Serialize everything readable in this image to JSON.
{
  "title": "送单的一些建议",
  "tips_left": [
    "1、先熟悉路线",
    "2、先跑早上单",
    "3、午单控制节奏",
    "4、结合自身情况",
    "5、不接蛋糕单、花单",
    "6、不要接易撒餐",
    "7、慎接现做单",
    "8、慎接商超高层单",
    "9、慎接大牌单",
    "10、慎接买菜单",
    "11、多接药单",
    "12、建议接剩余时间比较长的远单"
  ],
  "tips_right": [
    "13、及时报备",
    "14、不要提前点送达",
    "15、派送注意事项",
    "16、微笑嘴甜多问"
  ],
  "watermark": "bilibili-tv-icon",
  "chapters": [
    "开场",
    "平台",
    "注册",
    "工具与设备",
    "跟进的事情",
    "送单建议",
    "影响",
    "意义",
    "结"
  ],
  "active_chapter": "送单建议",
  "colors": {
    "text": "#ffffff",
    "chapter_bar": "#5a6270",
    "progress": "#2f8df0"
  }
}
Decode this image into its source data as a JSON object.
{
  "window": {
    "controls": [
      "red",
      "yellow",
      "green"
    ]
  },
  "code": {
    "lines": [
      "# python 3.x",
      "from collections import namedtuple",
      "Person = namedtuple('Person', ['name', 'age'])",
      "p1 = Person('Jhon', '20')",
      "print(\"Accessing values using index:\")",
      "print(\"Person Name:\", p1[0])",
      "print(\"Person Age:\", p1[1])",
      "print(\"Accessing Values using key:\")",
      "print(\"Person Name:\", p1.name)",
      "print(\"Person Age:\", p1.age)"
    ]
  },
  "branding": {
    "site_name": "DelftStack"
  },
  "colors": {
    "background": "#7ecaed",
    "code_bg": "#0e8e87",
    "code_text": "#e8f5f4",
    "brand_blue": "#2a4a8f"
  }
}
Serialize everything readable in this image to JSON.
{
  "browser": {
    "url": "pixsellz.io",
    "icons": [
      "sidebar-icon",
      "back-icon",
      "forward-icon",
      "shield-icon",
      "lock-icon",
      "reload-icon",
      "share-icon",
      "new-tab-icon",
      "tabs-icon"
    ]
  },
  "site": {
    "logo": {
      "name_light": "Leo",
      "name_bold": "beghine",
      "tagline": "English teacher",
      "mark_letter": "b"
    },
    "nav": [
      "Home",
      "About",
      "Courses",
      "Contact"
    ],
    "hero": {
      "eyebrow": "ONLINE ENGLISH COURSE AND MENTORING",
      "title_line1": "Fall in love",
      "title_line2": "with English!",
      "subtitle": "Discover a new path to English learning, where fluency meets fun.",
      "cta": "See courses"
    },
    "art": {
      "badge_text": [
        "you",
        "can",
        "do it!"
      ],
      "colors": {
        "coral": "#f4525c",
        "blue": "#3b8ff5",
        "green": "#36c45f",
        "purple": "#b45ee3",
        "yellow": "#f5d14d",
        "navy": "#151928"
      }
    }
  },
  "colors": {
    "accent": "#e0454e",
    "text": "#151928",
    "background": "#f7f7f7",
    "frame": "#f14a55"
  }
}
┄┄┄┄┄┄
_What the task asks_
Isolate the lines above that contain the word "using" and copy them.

_Reply to the task_
      "print(\"Accessing values using index:\")",
      "print(\"Accessing Values using key:\")",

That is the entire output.